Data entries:
-=-=-=-=-
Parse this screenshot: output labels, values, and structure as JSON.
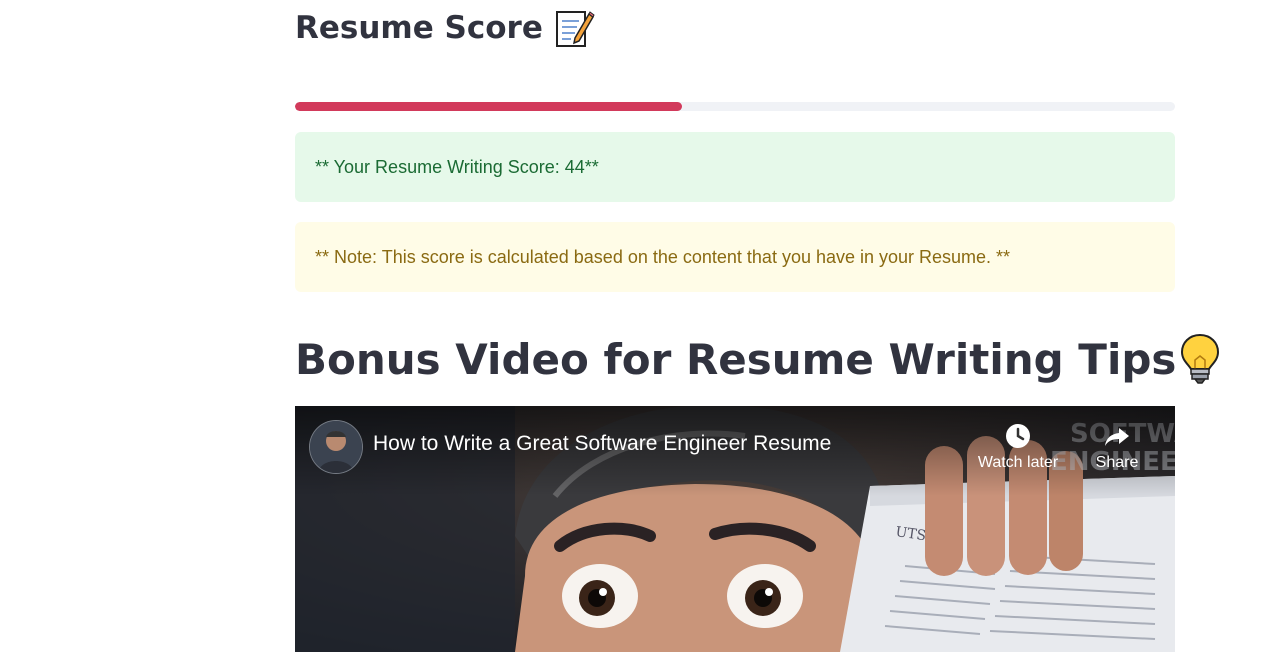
{
  "section_score": {
    "title": "Resume Score",
    "title_icon": "memo-icon"
  },
  "progress": {
    "value_percent": 44,
    "fill_color": "#d23a5b",
    "track_color": "#f0f2f6"
  },
  "alerts": {
    "success_text": "** Your Resume Writing Score: 44**",
    "warning_text": "** Note: This score is calculated based on the content that you have in your Resume. **"
  },
  "section_video": {
    "title": "Bonus Video for Resume Writing Tips",
    "title_icon": "light-bulb-icon"
  },
  "video": {
    "title": "How to Write a Great Software Engineer Resume",
    "watch_later_label": "Watch later",
    "share_label": "Share",
    "thumbnail_overlay_text": "SOFTWA\nENGINEERI",
    "paper_header": "UTSA"
  }
}
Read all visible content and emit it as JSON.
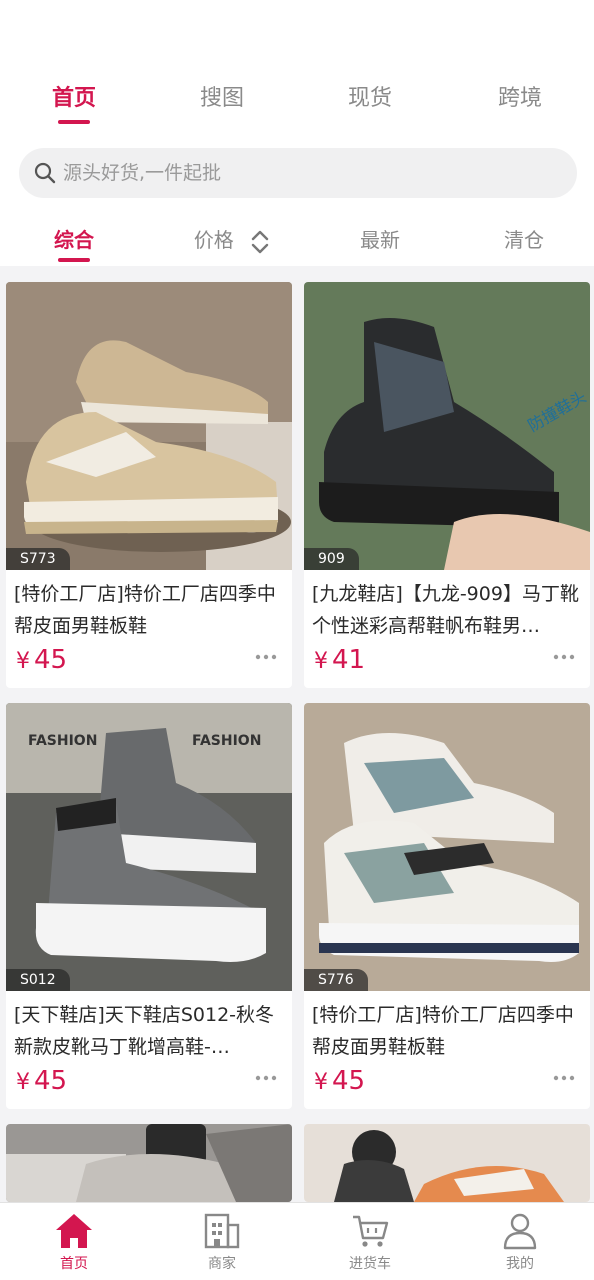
{
  "top_tabs": [
    {
      "label": "首页",
      "active": true
    },
    {
      "label": "搜图",
      "active": false
    },
    {
      "label": "现货",
      "active": false
    },
    {
      "label": "跨境",
      "active": false
    }
  ],
  "search": {
    "placeholder": "源头好货,一件起批",
    "icon": "search-icon"
  },
  "sort_tabs": [
    {
      "label": "综合",
      "active": true
    },
    {
      "label": "价格",
      "active": false,
      "icon": "sort-arrows-icon"
    },
    {
      "label": "最新",
      "active": false
    },
    {
      "label": "清仓",
      "active": false
    }
  ],
  "products": [
    {
      "sku": "S773",
      "title": "[特价工厂店]特价工厂店四季中帮皮面男鞋板鞋",
      "currency": "¥",
      "price": "45"
    },
    {
      "sku": "909",
      "title": "[九龙鞋店]【九龙-909】马丁靴个性迷彩高帮鞋帆布鞋男…",
      "currency": "¥",
      "price": "41",
      "image_text": "防撞鞋头"
    },
    {
      "sku": "S012",
      "title": "[天下鞋店]天下鞋店S012-秋冬新款皮靴马丁靴增高鞋-…",
      "currency": "¥",
      "price": "45",
      "image_text": "FASHION"
    },
    {
      "sku": "S776",
      "title": "[特价工厂店]特价工厂店四季中帮皮面男鞋板鞋",
      "currency": "¥",
      "price": "45"
    },
    {
      "sku": "",
      "title": "",
      "currency": "",
      "price": ""
    },
    {
      "sku": "",
      "title": "",
      "currency": "",
      "price": ""
    }
  ],
  "bottom_nav": [
    {
      "label": "首页",
      "icon": "home-icon",
      "active": true
    },
    {
      "label": "商家",
      "icon": "store-icon",
      "active": false
    },
    {
      "label": "进货车",
      "icon": "cart-icon",
      "active": false
    },
    {
      "label": "我的",
      "icon": "user-icon",
      "active": false
    }
  ],
  "colors": {
    "accent": "#d3164f",
    "inactive": "#8a8a8a",
    "background": "#f3f3f5"
  }
}
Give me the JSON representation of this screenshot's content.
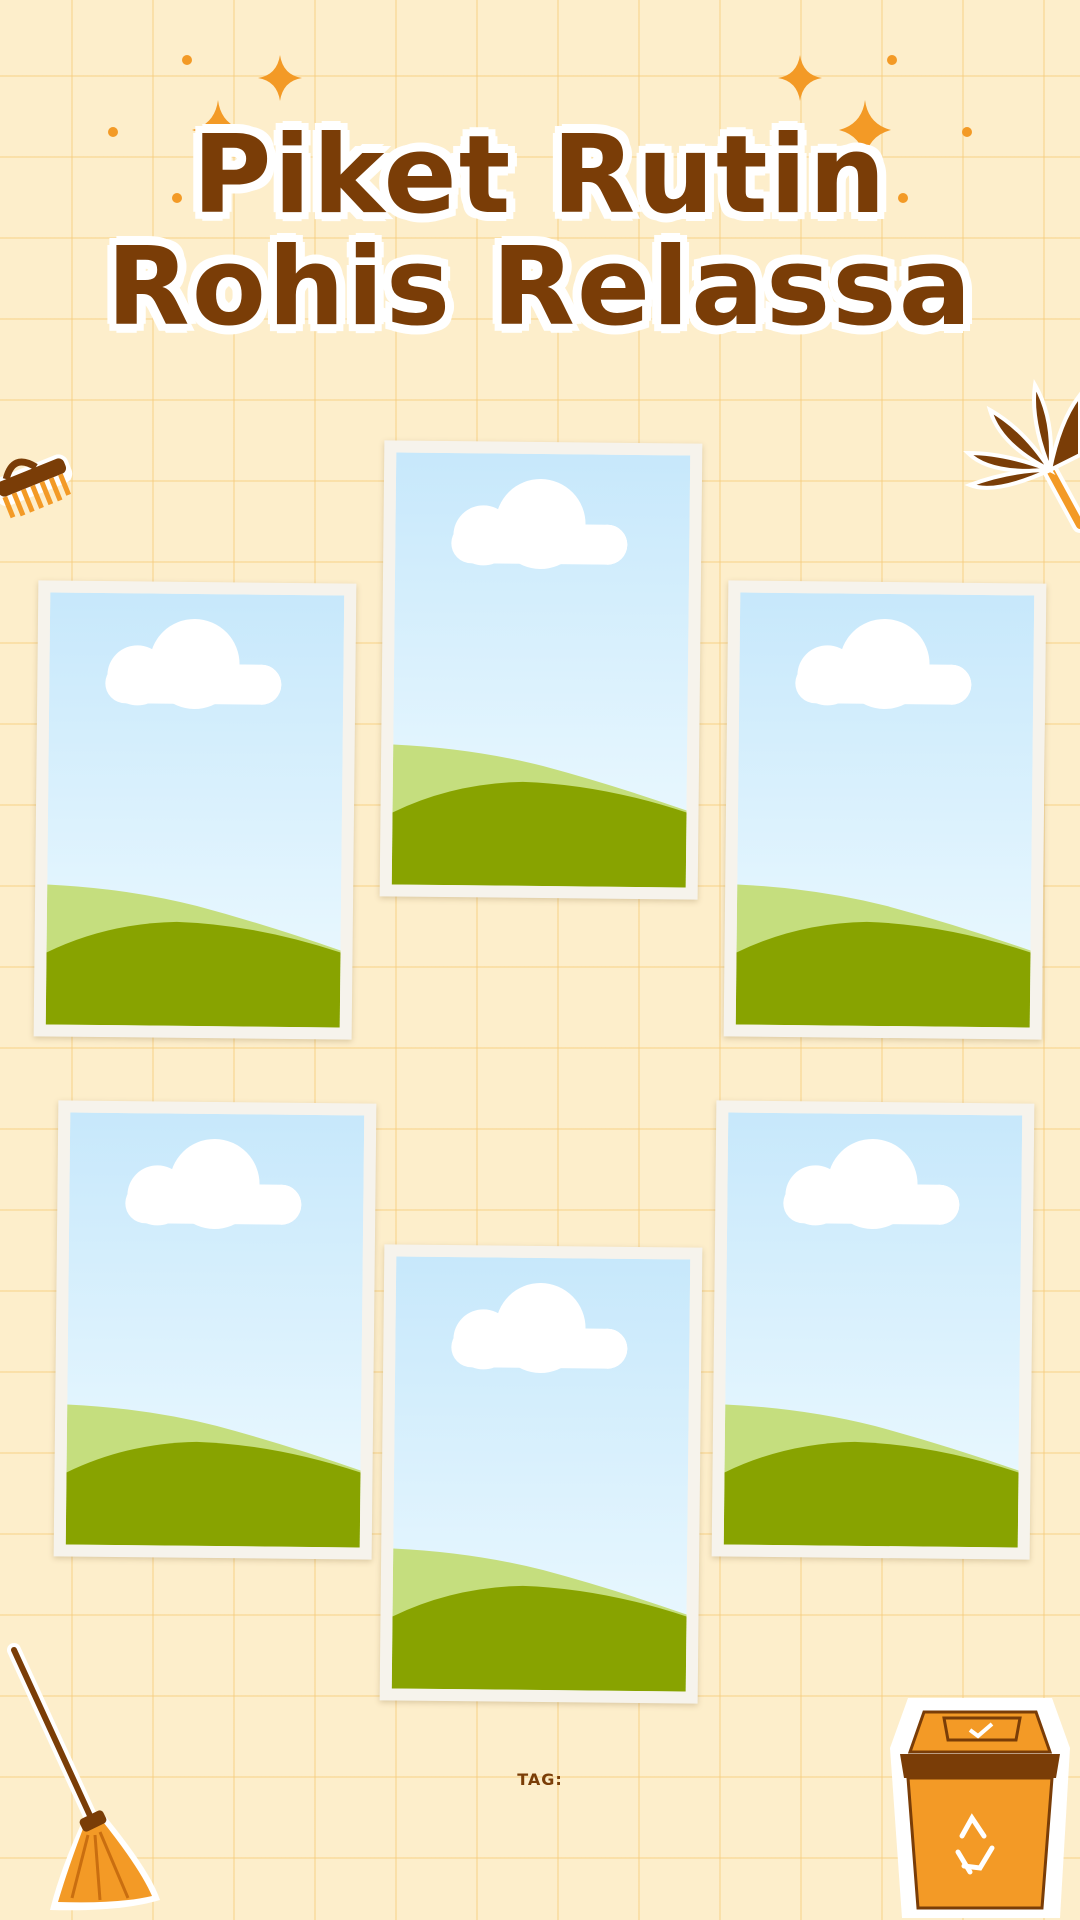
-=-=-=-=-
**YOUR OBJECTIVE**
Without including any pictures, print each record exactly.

**TASK ANSWER**
Parse this screenshot: output labels, values, and structure as JSON.
{
  "section_score": {
    "title": "Resume Score",
    "title_icon": "memo-icon"
  },
  "progress": {
    "value_percent": 44,
    "fill_color": "#d23a5b",
    "track_color": "#f0f2f6"
  },
  "alerts": {
    "success_text": "** Your Resume Writing Score: 44**",
    "warning_text": "** Note: This score is calculated based on the content that you have in your Resume. **"
  },
  "section_video": {
    "title": "Bonus Video for Resume Writing Tips",
    "title_icon": "light-bulb-icon"
  },
  "video": {
    "title": "How to Write a Great Software Engineer Resume",
    "watch_later_label": "Watch later",
    "share_label": "Share",
    "thumbnail_overlay_text": "SOFTWA\nENGINEERI",
    "paper_header": "UTSA"
  }
}
Read all visible content and emit it as JSON.
{
  "top_tabs": [
    {
      "label": "首页",
      "active": true
    },
    {
      "label": "搜图",
      "active": false
    },
    {
      "label": "现货",
      "active": false
    },
    {
      "label": "跨境",
      "active": false
    }
  ],
  "search": {
    "placeholder": "源头好货,一件起批",
    "icon": "search-icon"
  },
  "sort_tabs": [
    {
      "label": "综合",
      "active": true
    },
    {
      "label": "价格",
      "active": false,
      "icon": "sort-arrows-icon"
    },
    {
      "label": "最新",
      "active": false
    },
    {
      "label": "清仓",
      "active": false
    }
  ],
  "products": [
    {
      "sku": "S773",
      "title": "[特价工厂店]特价工厂店四季中帮皮面男鞋板鞋",
      "currency": "¥",
      "price": "45"
    },
    {
      "sku": "909",
      "title": "[九龙鞋店]【九龙-909】马丁靴个性迷彩高帮鞋帆布鞋男…",
      "currency": "¥",
      "price": "41",
      "image_text": "防撞鞋头"
    },
    {
      "sku": "S012",
      "title": "[天下鞋店]天下鞋店S012-秋冬新款皮靴马丁靴增高鞋-…",
      "currency": "¥",
      "price": "45",
      "image_text": "FASHION"
    },
    {
      "sku": "S776",
      "title": "[特价工厂店]特价工厂店四季中帮皮面男鞋板鞋",
      "currency": "¥",
      "price": "45"
    },
    {
      "sku": "",
      "title": "",
      "currency": "",
      "price": ""
    },
    {
      "sku": "",
      "title": "",
      "currency": "",
      "price": ""
    }
  ],
  "bottom_nav": [
    {
      "label": "首页",
      "icon": "home-icon",
      "active": true
    },
    {
      "label": "商家",
      "icon": "store-icon",
      "active": false
    },
    {
      "label": "进货车",
      "icon": "cart-icon",
      "active": false
    },
    {
      "label": "我的",
      "icon": "user-icon",
      "active": false
    }
  ],
  "colors": {
    "accent": "#d3164f",
    "inactive": "#8a8a8a",
    "background": "#f3f3f5"
  }
}
Give me the JSON representation of this screenshot's content.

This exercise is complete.